Review: The life, history, and travels, of Kah-ge-ga-gah-bowh (George Copway), a young Indian chief of the O
2.5 out of 5 stars to The Life, History, and Travels of Kah-GE-Ga-Gah-Bowh, George Copway: A Young Indian Chief of the Ojebwa Nation, a Convert to the Christian Faith, written in the 1860s by George Copway.
George Copway is a very interesting man. The biographical information made him sound very intriguing and very nostalgic. He writes about Indian culture and how Americans relate to the Indians in the early to mid 1800s. His work The Life of Kah-ge-ga-gah-bowh was about some person’s life as a Native American and what he went through with his family. The three chapters which represent the entire work failed to draw me in. I enjoyed his descriptions and the whole entanglement with the bear in chapter three, but otherwise, the family squabbles made me not want to read the rest of the work. There is hardly any action in the stories, either – It is more like description. Copway’s work very much reminds me of James Fenimore Cooper’s work. They are both very nature-oriented and descriptive, but there is no real meat to sink your teeth into.
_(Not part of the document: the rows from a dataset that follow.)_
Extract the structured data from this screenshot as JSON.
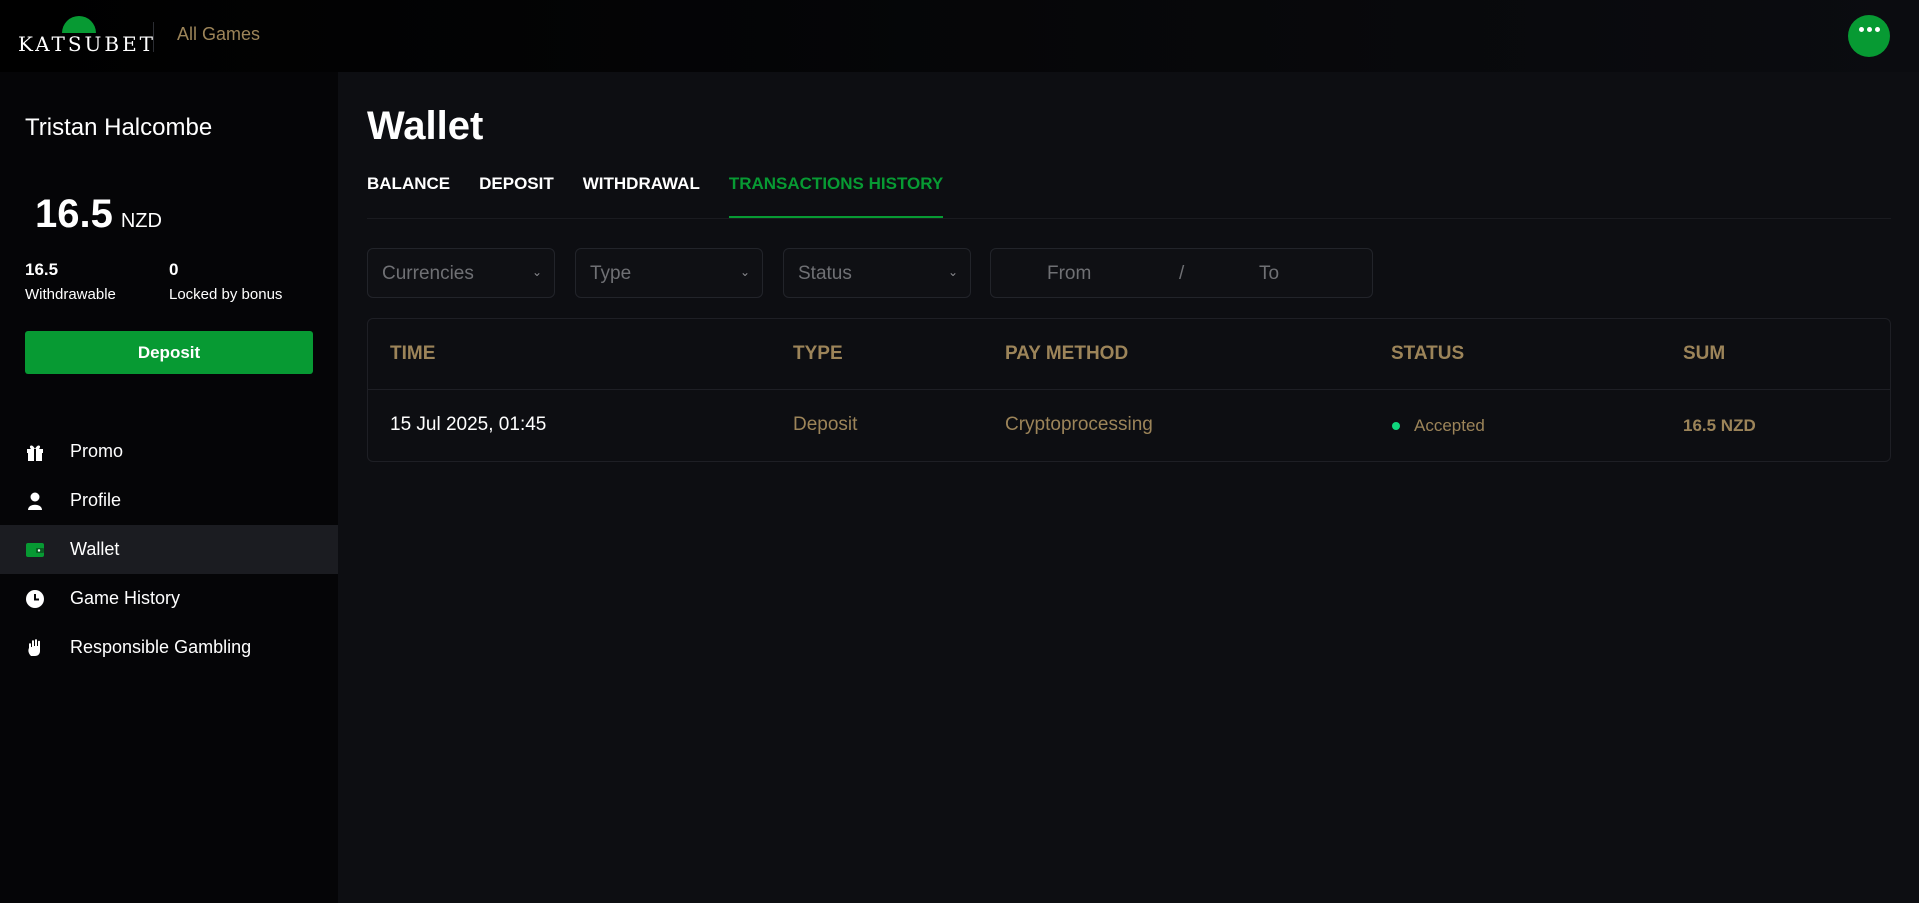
{
  "header": {
    "logo_text": "KATSUBET",
    "all_games": "All Games"
  },
  "sidebar": {
    "user_name": "Tristan Halcombe",
    "balance": {
      "amount": "16.5",
      "currency": "NZD"
    },
    "withdrawable": {
      "value": "16.5",
      "label": "Withdrawable"
    },
    "locked": {
      "value": "0",
      "label": "Locked by bonus"
    },
    "deposit_label": "Deposit",
    "nav": [
      {
        "label": "Promo",
        "icon": "gift-icon"
      },
      {
        "label": "Profile",
        "icon": "user-icon"
      },
      {
        "label": "Wallet",
        "icon": "wallet-icon",
        "active": true
      },
      {
        "label": "Game History",
        "icon": "clock-icon"
      },
      {
        "label": "Responsible Gambling",
        "icon": "hand-icon"
      }
    ]
  },
  "main": {
    "title": "Wallet",
    "tabs": [
      {
        "label": "BALANCE"
      },
      {
        "label": "DEPOSIT"
      },
      {
        "label": "WITHDRAWAL"
      },
      {
        "label": "TRANSACTIONS HISTORY",
        "active": true
      }
    ],
    "filters": {
      "currencies": "Currencies",
      "type": "Type",
      "status": "Status",
      "from": "From",
      "separator": "/",
      "to": "To"
    },
    "table": {
      "columns": [
        "TIME",
        "TYPE",
        "PAY METHOD",
        "STATUS",
        "SUM"
      ],
      "rows": [
        {
          "time": "15 Jul 2025, 01:45",
          "type": "Deposit",
          "pay_method": "Cryptoprocessing",
          "status": "Accepted",
          "sum": "16.5 NZD"
        }
      ]
    }
  },
  "colors": {
    "accent": "#079a33",
    "gold": "#9c8459",
    "status_accepted": "#0fd67d"
  }
}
I saw how it was romantic and fits into some of the other works from the time period though. Perhaps, most of the work in the time period is very fluffy and made up of superficial description and detail rather than risky adventure stories like The Adventures of Huck Finn, etc. Copway’s piece really seemed plain, despite the multitude of detail and description in it. It could have been written more like a diary or journal entries rather than a dry history of someone’s life. I agree the language was beautiful and vivid and imaginative, but there was nothing standing behind it yelling out “Action, action… I am present here.” I also liked the part about the different tribes and how they couldn’t marry within the same one because it would be incestuous. It didn’t matter anyway because the Eagle tribe and the Crane tribe were connected because of this and that, etc. It started to really get into characterization and it did especially with the whole father/son vs. bear conflict, but on the whole, it was more language-based than plot-based, so it didn’t particularly appeal to me.
For those new to me or my reviews… here’s the scoop: I read A LOT. I write A LOT. And now I blog A LOT. First the book review goes on Goodreads, and then I send it on over to my WordPress blog at https://thisismytruthnow.com, where you’ll also find TV & Film reviews, the revealing and introspective 365 Daily Challenge and lots of blogging about places I’ve visited all over the world. And you can find all my social media profiles to get the details on the who/what/when/where and my pictures. Leave a comment and let me know what you think. Vote in the poll and ratings. Thanks for stopping by.